Jessica Wilson, this week’s cover artist, was drawn to East Lansing by the wide-open spaces of rural Mid-Michigan. A proponent of self-sufficiency, Wilson was looking for enough land to grow her own food and found Greater Lansing to be a “a no-brainer.”
“Land is so affordable here, and there’s so much fresh water,” she said.
A New Mexico native, Wilson started drawing at a young age and picked up painting in high school. After earning a degree in fine art from the University of New Mexico in 2006, Wilson bounced around, living in California, Oregon and Colorado. While house hunting in Colorado, Wilson and her husband were unable to find places with enough space for farming.
“Everything was so expensive,” she said. Wilson’s husband has family in Williamston, so they started looking at the area. The couple found a suitable property and made the move to East Lansing earlier this year.
Prior to the move, Wilson, 34, had always worked full-time jobs outside of art, relegating her painting to somewhere between a side gig and a glorified hobby. The move to Mid-Michigan, with its relatively low cost of living, meant that Wilson could afford to stay home and focus on painting.
“It was always a dream of mine to be an artist,” she said. “Once I got here, I really wanted to push my art.”
A selection of Wilson’s paintings will be on display at Capital City Reprographics Friday as part of the Arts Council of Greater Lansing’s Arts Night Out event. The traveling monthly art event returns to Old Town for November, turning shops and storefronts into one-night pop-up galleries and performance spaces.
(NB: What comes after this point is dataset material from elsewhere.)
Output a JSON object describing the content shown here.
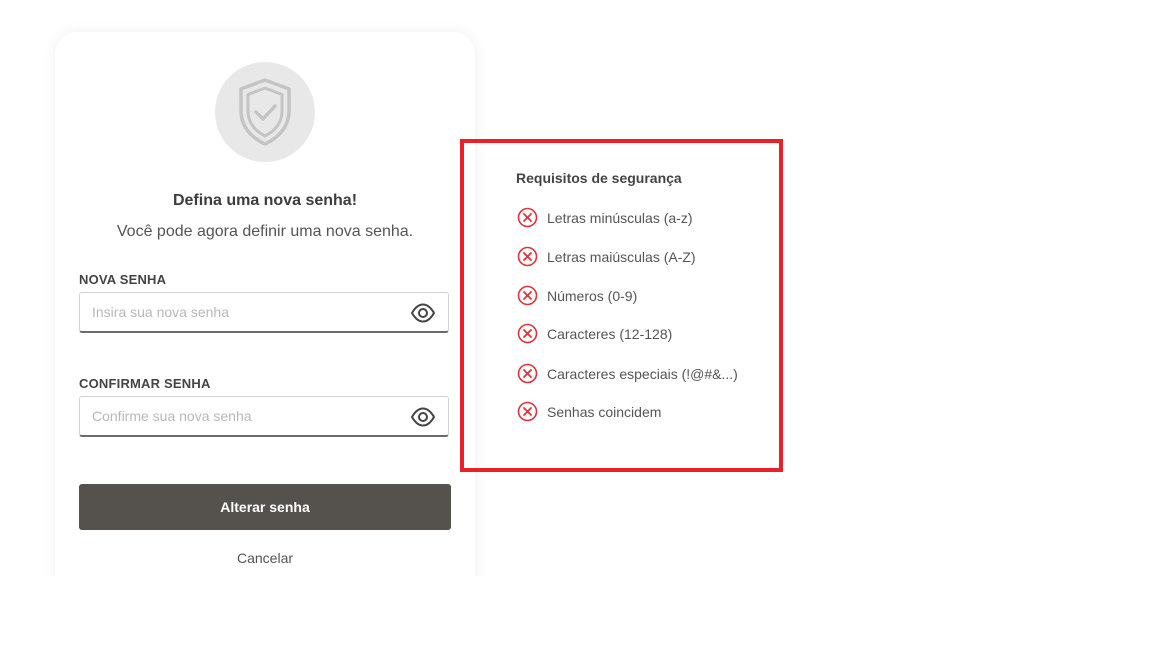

Wilson infuses her primary medium, oil paint on canvas, with bold colors and nature imagery. She remembers being fascinated by color at an early age, and she still loves mixing paints to get the perfect shade. She lists New York artist Alex Grey and his style of psychedelic realism as primary influences.
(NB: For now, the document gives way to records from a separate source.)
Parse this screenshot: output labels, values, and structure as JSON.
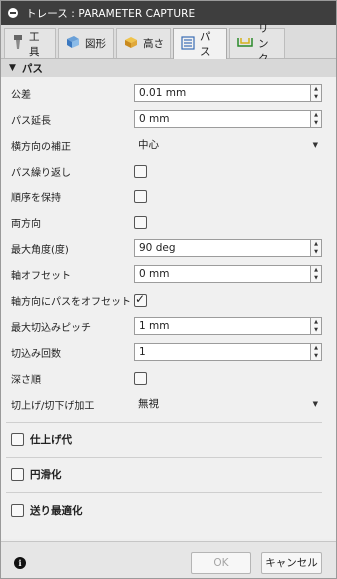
{
  "title": "トレース : PARAMETER CAPTURE",
  "tabs": [
    {
      "label": "工具",
      "icon": "tool-icon"
    },
    {
      "label": "図形",
      "icon": "shape-icon"
    },
    {
      "label": "高さ",
      "icon": "height-icon"
    },
    {
      "label": "パス",
      "icon": "passes-icon",
      "active": true
    },
    {
      "label": "リンク",
      "icon": "link-icon"
    }
  ],
  "section": {
    "title": "パス",
    "expanded": true
  },
  "fields": {
    "tolerance": {
      "label": "公差",
      "value": "0.01 mm"
    },
    "pass_extension": {
      "label": "パス延長",
      "value": "0 mm"
    },
    "sideways_compensation": {
      "label": "横方向の補正",
      "value": "中心"
    },
    "repeat_passes": {
      "label": "パス繰り返し",
      "checked": false
    },
    "preserve_order": {
      "label": "順序を保持",
      "checked": false
    },
    "both_ways": {
      "label": "両方向",
      "checked": false
    },
    "max_angle": {
      "label": "最大角度(度)",
      "value": "90 deg"
    },
    "axial_offset": {
      "label": "軸オフセット",
      "value": "0 mm"
    },
    "axial_offset_passes": {
      "label": "軸方向にパスをオフセット",
      "checked": true
    },
    "max_stepdown": {
      "label": "最大切込みピッチ",
      "value": "1 mm"
    },
    "num_stepdowns": {
      "label": "切込み回数",
      "value": "1"
    },
    "order_by_depth": {
      "label": "深さ順",
      "checked": false
    },
    "ramp_type": {
      "label": "切上げ/切下げ加工",
      "value": "無視"
    }
  },
  "groups": [
    {
      "label": "仕上げ代",
      "checked": false
    },
    {
      "label": "円滑化",
      "checked": false
    },
    {
      "label": "送り最適化",
      "checked": false
    }
  ],
  "footer": {
    "ok_label": "OK",
    "cancel_label": "キャンセル"
  }
}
“I like the more spiritual side of art,” she said.
But she is also inspired by Impressionist pioneer Claude Monet. She appreciates the subtle haziness of Monet’s paintings and tries to bring it into her work.
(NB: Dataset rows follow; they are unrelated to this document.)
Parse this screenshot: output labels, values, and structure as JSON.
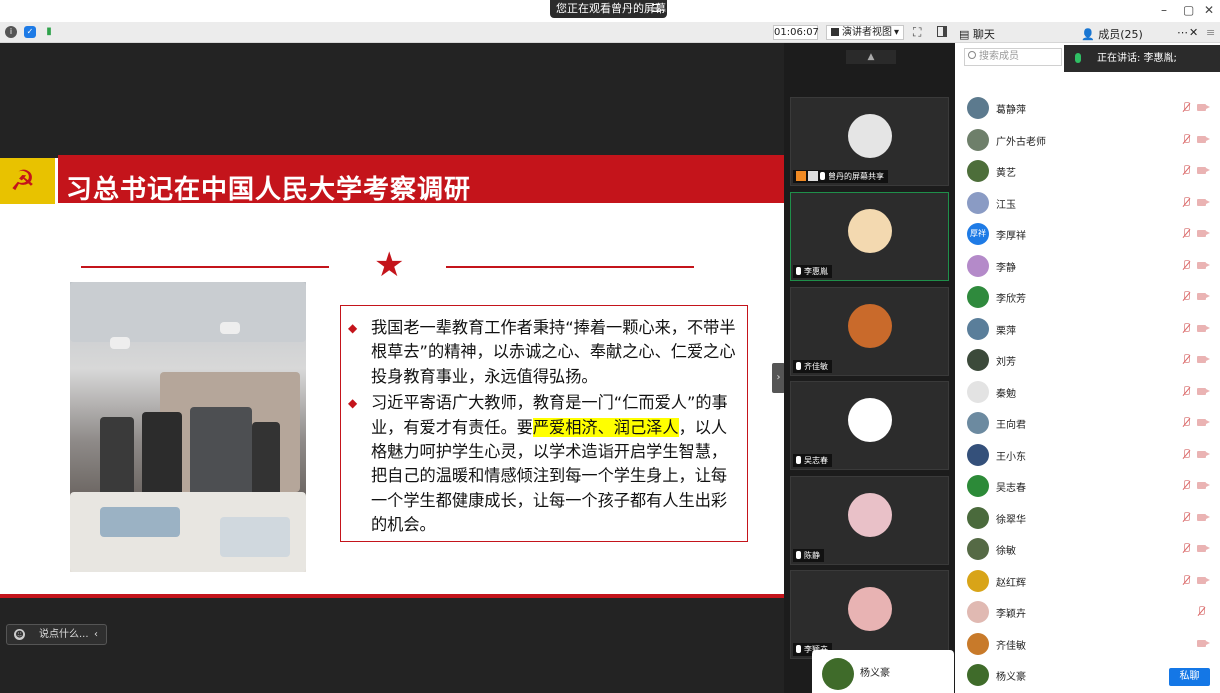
{
  "window": {
    "share_banner": "您正在观看曾丹的屏幕",
    "minimize": "–",
    "restore": "▢",
    "close": "✕"
  },
  "toolbar": {
    "timer": "01:06:07",
    "presenter_view": "演讲者视图",
    "dropdown_caret": "▾"
  },
  "slide": {
    "title": "习总书记在中国人民大学考察调研",
    "paragraph1": "我国老一辈教育工作者秉持“捧着一颗心来，不带半根草去”的精神，以赤诚之心、奉献之心、仁爱之心投身教育事业，永远值得弘扬。",
    "paragraph2_before": "习近平寄语广大教师，教育是一门“仁而爱人”的事业，有爱才有责任。要",
    "paragraph2_highlight": "严爱相济、润己泽人",
    "paragraph2_after": "，以人格魅力呵护学生心灵，以学术造诣开启学生智慧，把自己的温暖和情感倾注到每一个学生身上，让每一个学生都健康成长，让每一个孩子都有人生出彩的机会。"
  },
  "chat_input": {
    "placeholder": "说点什么..."
  },
  "video_tiles": [
    {
      "label": "曾丹的屏幕共享",
      "avatar_color": "#e5e5e5",
      "active": false
    },
    {
      "label": "李惠胤",
      "avatar_color": "#f3d9b0",
      "active": true
    },
    {
      "label": "齐佳敏",
      "avatar_color": "#c96a2b",
      "active": false
    },
    {
      "label": "吴志春",
      "avatar_color": "#ffffff",
      "active": false
    },
    {
      "label": "陈静",
      "avatar_color": "#e9c1c8",
      "active": false
    },
    {
      "label": "李颖卉",
      "avatar_color": "#e8b3b3",
      "active": false
    }
  ],
  "floating_card": {
    "name": "杨义豪"
  },
  "panel": {
    "chat_tab": "聊天",
    "members_tab": "成员(25)",
    "more": "⋯",
    "close": "✕",
    "menu": "≡",
    "search_placeholder": "搜索成员",
    "speaking": "正在讲话: 李惠胤;",
    "private_chat": "私聊",
    "members": [
      {
        "name": "葛静萍",
        "color": "#5c7a8e",
        "initials": ""
      },
      {
        "name": "广外古老师",
        "color": "#6e7f6a",
        "initials": ""
      },
      {
        "name": "黄艺",
        "color": "#4d6e3a",
        "initials": ""
      },
      {
        "name": "江玉",
        "color": "#8a9bc4",
        "initials": ""
      },
      {
        "name": "李厚祥",
        "color": "#1e7be6",
        "initials": "厚祥"
      },
      {
        "name": "李静",
        "color": "#b48ac9",
        "initials": ""
      },
      {
        "name": "李欣芳",
        "color": "#2f8a3d",
        "initials": ""
      },
      {
        "name": "栗萍",
        "color": "#5a7e9a",
        "initials": ""
      },
      {
        "name": "刘芳",
        "color": "#3c4a3a",
        "initials": ""
      },
      {
        "name": "秦勉",
        "color": "#e3e3e3",
        "initials": ""
      },
      {
        "name": "王向君",
        "color": "#6c8aa0",
        "initials": ""
      },
      {
        "name": "王小东",
        "color": "#34507a",
        "initials": ""
      },
      {
        "name": "吴志春",
        "color": "#2c8a38",
        "initials": ""
      },
      {
        "name": "徐翠华",
        "color": "#4a6a3c",
        "initials": ""
      },
      {
        "name": "徐敏",
        "color": "#556a45",
        "initials": ""
      },
      {
        "name": "赵红辉",
        "color": "#d8a418",
        "initials": ""
      },
      {
        "name": "李颖卉",
        "color": "#e0b9b2",
        "initials": ""
      },
      {
        "name": "齐佳敏",
        "color": "#c87a2a",
        "initials": ""
      },
      {
        "name": "杨义豪",
        "color": "#3f6b2a",
        "initials": ""
      }
    ]
  }
}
“A lot of people say my painting looks like watercolors,” she said.
While Wilson starts her paintings with an image she is trying to convey, she leaves it up to the viewer to decide what it means.
“I have an idea in mind,” she said, “but I want the viewer to take away whatever is most meaningful for them.”
Arts Night Out
5 p.m. Friday, Nov. 4
(Call or see web for participating artists and locations)
Old Town, Lansing
(517) 372-4636, myartsnightout.com